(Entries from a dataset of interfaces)
◆ ◆ ◆ ◆

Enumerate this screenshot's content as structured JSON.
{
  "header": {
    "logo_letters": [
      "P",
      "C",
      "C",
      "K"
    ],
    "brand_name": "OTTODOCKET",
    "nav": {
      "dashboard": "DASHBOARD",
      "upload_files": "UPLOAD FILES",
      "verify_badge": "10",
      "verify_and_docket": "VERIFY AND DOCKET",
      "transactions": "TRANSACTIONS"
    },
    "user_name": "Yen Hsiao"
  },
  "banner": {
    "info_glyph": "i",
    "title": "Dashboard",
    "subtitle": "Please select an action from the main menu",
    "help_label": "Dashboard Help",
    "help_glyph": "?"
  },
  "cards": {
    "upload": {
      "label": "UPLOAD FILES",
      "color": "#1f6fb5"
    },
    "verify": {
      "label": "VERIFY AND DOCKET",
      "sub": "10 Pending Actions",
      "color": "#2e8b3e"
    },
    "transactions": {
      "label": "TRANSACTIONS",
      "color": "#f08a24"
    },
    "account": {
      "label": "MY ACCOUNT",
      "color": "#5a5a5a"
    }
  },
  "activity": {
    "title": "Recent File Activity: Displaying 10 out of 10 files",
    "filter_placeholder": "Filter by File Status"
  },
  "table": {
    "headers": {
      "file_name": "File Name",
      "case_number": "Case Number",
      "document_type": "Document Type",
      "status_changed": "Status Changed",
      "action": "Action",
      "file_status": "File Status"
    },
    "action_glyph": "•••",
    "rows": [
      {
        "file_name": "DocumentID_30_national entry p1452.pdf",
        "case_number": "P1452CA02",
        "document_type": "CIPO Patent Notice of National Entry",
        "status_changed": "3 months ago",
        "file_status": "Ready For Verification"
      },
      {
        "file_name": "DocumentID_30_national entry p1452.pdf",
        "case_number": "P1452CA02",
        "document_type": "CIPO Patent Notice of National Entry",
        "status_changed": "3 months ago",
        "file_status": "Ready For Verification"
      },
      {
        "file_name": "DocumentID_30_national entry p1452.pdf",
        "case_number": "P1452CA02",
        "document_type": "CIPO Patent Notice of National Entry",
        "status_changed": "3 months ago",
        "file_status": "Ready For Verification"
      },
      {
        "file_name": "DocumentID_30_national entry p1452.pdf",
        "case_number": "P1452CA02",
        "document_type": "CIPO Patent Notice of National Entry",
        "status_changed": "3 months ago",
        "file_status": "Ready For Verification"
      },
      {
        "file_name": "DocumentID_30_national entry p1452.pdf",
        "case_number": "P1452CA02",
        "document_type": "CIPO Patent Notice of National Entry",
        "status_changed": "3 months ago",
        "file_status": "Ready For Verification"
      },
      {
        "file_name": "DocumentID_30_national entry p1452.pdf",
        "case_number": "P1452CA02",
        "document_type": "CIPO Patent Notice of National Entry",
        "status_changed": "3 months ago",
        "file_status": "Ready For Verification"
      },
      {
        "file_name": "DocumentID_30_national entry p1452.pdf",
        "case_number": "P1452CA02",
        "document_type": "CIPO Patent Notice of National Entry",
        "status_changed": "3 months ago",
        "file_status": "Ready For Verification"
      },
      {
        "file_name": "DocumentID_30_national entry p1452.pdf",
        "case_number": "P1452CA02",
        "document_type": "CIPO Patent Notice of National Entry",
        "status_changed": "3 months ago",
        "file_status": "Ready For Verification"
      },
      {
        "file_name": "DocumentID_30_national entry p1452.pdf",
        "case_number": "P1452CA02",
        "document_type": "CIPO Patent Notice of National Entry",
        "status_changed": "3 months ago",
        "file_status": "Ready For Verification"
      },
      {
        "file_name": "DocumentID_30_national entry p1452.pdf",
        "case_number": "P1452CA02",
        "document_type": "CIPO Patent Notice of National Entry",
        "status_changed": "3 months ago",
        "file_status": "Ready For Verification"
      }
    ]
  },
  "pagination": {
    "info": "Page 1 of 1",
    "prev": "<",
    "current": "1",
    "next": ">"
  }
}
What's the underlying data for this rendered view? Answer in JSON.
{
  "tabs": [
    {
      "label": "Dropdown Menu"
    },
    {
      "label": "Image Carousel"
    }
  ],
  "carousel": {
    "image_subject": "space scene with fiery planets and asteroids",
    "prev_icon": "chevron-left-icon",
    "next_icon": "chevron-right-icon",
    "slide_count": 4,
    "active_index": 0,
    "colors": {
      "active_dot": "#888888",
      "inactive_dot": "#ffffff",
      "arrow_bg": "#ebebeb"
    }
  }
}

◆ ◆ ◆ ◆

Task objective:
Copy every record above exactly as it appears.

Response to this exercise:
Enumerate this screenshot's content as structured JSON.
{
  "header": {
    "logo_letters": [
      "P",
      "C",
      "C",
      "K"
    ],
    "brand_name": "OTTODOCKET",
    "nav": {
      "dashboard": "DASHBOARD",
      "upload_files": "UPLOAD FILES",
      "verify_badge": "10",
      "verify_and_docket": "VERIFY AND DOCKET",
      "transactions": "TRANSACTIONS"
    },
    "user_name": "Yen Hsiao"
  },
  "banner": {
    "info_glyph": "i",
    "title": "Dashboard",
    "subtitle": "Please select an action from the main menu",
    "help_label": "Dashboard Help",
    "help_glyph": "?"
  },
  "cards": {
    "upload": {
      "label": "UPLOAD FILES",
      "color": "#1f6fb5"
    },
    "verify": {
      "label": "VERIFY AND DOCKET",
      "sub": "10 Pending Actions",
      "color": "#2e8b3e"
    },
    "transactions": {
      "label": "TRANSACTIONS",
      "color": "#f08a24"
    },
    "account": {
      "label": "MY ACCOUNT",
      "color": "#5a5a5a"
    }
  },
  "activity": {
    "title": "Recent File Activity: Displaying 10 out of 10 files",
    "filter_placeholder": "Filter by File Status"
  },
  "table": {
    "headers": {
      "file_name": "File Name",
      "case_number": "Case Number",
      "document_type": "Document Type",
      "status_changed": "Status Changed",
      "action": "Action",
      "file_status": "File Status"
    },
    "action_glyph": "•••",
    "rows": [
      {
        "file_name": "DocumentID_30_national entry p1452.pdf",
        "case_number": "P1452CA02",
        "document_type": "CIPO Patent Notice of National Entry",
        "status_changed": "3 months ago",
        "file_status": "Ready For Verification"
      },
      {
        "file_name": "DocumentID_30_national entry p1452.pdf",
        "case_number": "P1452CA02",
        "document_type": "CIPO Patent Notice of National Entry",
        "status_changed": "3 months ago",
        "file_status": "Ready For Verification"
      },
      {
        "file_name": "DocumentID_30_national entry p1452.pdf",
        "case_number": "P1452CA02",
        "document_type": "CIPO Patent Notice of National Entry",
        "status_changed": "3 months ago",
        "file_status": "Ready For Verification"
      },
      {
        "file_name": "DocumentID_30_national entry p1452.pdf",
        "case_number": "P1452CA02",
        "document_type": "CIPO Patent Notice of National Entry",
        "status_changed": "3 months ago",
        "file_status": "Ready For Verification"
      },
      {
        "file_name": "DocumentID_30_national entry p1452.pdf",
        "case_number": "P1452CA02",
        "document_type": "CIPO Patent Notice of National Entry",
        "status_changed": "3 months ago",
        "file_status": "Ready For Verification"
      },
      {
        "file_name": "DocumentID_30_national entry p1452.pdf",
        "case_number": "P1452CA02",
        "document_type": "CIPO Patent Notice of National Entry",
        "status_changed": "3 months ago",
        "file_status": "Ready For Verification"
      },
      {
        "file_name": "DocumentID_30_national entry p1452.pdf",
        "case_number": "P1452CA02",
        "document_type": "CIPO Patent Notice of National Entry",
        "status_changed": "3 months ago",
        "file_status": "Ready For Verification"
      },
      {
        "file_name": "DocumentID_30_national entry p1452.pdf",
        "case_number": "P1452CA02",
        "document_type": "CIPO Patent Notice of National Entry",
        "status_changed": "3 months ago",
        "file_status": "Ready For Verification"
      },
      {
        "file_name": "DocumentID_30_national entry p1452.pdf",
        "case_number": "P1452CA02",
        "document_type": "CIPO Patent Notice of National Entry",
        "status_changed": "3 months ago",
        "file_status": "Ready For Verification"
      },
      {
        "file_name": "DocumentID_30_national entry p1452.pdf",
        "case_number": "P1452CA02",
        "document_type": "CIPO Patent Notice of National Entry",
        "status_changed": "3 months ago",
        "file_status": "Ready For Verification"
      }
    ]
  },
  "pagination": {
    "info": "Page 1 of 1",
    "prev": "<",
    "current": "1",
    "next": ">"
  }
}
What's the underlying data for this rendered view? Answer in JSON.
{
  "tabs": [
    {
      "label": "Dropdown Menu"
    },
    {
      "label": "Image Carousel"
    }
  ],
  "carousel": {
    "image_subject": "space scene with fiery planets and asteroids",
    "prev_icon": "chevron-left-icon",
    "next_icon": "chevron-right-icon",
    "slide_count": 4,
    "active_index": 0,
    "colors": {
      "active_dot": "#888888",
      "inactive_dot": "#ffffff",
      "arrow_bg": "#ebebeb"
    }
  }
}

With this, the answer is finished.